That's all I ever ask of my students - for them to strive to do what is right even when it is hard and even if no one else does it with them. People who do the right thing and who strive to do the right thing are few and far between, I'm afraid, and for that reason, those people always stand out. Who could want more? ...except maybe that they all read directions more carefully than their teacher...

Tuesday, August 23, 2011


So, I went to yet another interview today. It was a bright spot of hope in the midst of all of this unemployment. I interviewed for kindergarten. I think that kindergarten may be my favorite age of students, but I have been with "big kids" so long that I was super nervous about an interview for a kindergarten position. Kindergarteners are such babies compared to those independent 4th graders!

During the interview, most of my answers based on experience were based on 4th grade. I do not think I'm very good at being the interviewee. I am completely confident, and I know I'm a great teacher. Nerves just get in my way. I become more soft spoken than I actually am, and I leave out the "obvious" teacher answers. I forget that the "obvious" stuff is the very stuff that administrators need to know that I know! Good grief. I wish the interview was an administrator who watched me teach a lesson on the fly for an hour or so.

Anyway, at one point, I thought that my interviewer actually was impressed with me. I never at any point thought that I would actually get the job. I still don't. The reason? The same thing happens in every single interview. I have a wonderful interview. I feel that I am making a real impression on someone.

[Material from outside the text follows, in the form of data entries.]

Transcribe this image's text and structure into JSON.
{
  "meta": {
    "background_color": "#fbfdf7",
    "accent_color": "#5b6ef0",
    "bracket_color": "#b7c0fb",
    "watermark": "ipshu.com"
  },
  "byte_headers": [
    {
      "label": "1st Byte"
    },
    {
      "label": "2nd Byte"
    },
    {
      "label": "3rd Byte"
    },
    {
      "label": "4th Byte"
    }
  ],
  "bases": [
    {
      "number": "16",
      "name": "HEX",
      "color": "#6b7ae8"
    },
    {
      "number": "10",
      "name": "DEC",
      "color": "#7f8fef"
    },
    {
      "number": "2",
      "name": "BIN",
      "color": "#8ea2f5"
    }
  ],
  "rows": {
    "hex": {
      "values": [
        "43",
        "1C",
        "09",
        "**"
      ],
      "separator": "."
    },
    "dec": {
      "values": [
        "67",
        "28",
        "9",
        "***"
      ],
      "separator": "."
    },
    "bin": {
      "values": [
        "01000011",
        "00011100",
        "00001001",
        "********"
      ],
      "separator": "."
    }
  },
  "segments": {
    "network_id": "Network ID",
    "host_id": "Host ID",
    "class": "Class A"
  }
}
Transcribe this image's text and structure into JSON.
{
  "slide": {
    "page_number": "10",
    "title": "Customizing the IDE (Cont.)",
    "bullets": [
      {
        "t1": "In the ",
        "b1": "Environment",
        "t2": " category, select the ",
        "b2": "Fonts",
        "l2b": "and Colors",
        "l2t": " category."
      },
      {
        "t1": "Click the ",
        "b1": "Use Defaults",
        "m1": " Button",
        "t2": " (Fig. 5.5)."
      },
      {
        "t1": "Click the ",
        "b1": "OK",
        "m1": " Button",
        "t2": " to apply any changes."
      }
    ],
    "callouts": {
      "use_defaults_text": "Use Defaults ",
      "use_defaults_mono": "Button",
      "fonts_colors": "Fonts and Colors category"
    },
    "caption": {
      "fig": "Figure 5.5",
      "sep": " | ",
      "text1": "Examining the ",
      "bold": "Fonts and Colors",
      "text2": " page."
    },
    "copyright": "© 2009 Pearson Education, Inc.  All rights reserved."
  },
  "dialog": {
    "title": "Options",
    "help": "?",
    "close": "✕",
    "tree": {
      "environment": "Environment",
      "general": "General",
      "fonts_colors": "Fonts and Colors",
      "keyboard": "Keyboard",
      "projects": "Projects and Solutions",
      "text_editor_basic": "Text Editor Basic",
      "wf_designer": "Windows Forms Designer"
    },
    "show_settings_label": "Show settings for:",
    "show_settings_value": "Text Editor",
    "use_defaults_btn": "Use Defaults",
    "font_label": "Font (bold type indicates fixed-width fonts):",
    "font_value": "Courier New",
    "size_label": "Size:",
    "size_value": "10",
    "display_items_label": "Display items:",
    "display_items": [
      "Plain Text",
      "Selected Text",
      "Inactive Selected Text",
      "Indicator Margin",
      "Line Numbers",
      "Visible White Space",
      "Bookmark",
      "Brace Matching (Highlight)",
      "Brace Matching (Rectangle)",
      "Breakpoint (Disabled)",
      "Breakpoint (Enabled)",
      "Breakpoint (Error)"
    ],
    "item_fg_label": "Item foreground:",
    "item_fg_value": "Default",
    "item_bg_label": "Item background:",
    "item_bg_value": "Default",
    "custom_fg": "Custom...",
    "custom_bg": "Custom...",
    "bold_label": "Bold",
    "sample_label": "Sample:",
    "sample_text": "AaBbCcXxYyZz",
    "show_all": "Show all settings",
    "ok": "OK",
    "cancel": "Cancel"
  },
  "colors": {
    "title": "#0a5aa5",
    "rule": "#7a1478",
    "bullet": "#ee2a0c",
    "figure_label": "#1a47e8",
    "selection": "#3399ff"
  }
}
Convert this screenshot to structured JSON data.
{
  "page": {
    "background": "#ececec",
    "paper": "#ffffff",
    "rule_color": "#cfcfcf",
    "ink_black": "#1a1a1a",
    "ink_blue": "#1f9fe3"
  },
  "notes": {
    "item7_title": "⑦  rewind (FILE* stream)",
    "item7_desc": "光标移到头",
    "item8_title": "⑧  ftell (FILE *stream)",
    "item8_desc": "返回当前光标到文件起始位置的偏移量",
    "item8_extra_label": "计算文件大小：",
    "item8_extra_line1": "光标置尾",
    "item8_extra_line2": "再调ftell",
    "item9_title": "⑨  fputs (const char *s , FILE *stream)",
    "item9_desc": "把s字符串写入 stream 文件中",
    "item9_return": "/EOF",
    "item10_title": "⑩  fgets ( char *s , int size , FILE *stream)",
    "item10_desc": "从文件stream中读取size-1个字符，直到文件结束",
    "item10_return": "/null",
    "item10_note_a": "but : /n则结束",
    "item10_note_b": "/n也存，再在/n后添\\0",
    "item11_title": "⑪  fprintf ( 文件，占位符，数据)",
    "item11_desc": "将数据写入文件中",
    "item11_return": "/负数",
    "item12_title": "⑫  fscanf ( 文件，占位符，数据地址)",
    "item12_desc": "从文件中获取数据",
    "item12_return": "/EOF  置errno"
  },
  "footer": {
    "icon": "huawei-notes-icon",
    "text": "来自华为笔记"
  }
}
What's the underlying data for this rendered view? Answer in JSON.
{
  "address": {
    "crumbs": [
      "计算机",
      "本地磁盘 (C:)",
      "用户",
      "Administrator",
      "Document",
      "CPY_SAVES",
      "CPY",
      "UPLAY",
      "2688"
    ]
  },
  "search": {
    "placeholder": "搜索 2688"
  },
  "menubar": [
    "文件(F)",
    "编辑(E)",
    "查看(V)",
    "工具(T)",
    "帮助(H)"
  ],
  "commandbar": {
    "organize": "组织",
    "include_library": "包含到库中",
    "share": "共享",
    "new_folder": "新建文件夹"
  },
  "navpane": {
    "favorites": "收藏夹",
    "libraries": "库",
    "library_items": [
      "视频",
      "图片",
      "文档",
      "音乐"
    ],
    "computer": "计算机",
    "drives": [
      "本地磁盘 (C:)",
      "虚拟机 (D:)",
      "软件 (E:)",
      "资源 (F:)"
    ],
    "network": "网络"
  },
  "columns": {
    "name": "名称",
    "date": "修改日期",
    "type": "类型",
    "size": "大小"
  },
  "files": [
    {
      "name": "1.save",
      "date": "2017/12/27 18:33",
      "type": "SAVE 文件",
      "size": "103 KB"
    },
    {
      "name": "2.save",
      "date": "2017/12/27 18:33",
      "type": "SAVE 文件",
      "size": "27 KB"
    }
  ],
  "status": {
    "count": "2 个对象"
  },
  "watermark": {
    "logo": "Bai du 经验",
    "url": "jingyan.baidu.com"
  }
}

Then, it happens. "Well, I will tell you that we lost four people here at the end of last year." Translation? Our first priority when hiring is to hire all of those from our school who lost their jobs last year.

I can appreciate that attitude. I really can. I am that person from my school system. The part I cannot appreciate is the part in which I get a huge swell of hope because someone calls me to interview knowing full well that there is no chance of me being the one to be hired because there are four souls who are already the priority waiting in line. I also cannot appreciate that school systems post jobs because it is in their by-laws to do so, but already have a teacher in place as a "sub" until the sub can officially be hired because the position needed to be filled immediately. Most, if not all, of the posted job positions right now are not even actual positions. Those positions were filled within the first days of school, but because they cannot be approved until school board meeting day, we unemployed get a false sense of hope. I have a sneaking suspicion that the world of education is losing money this way, and I know that it is hurting a whole heck of a lot of feelings.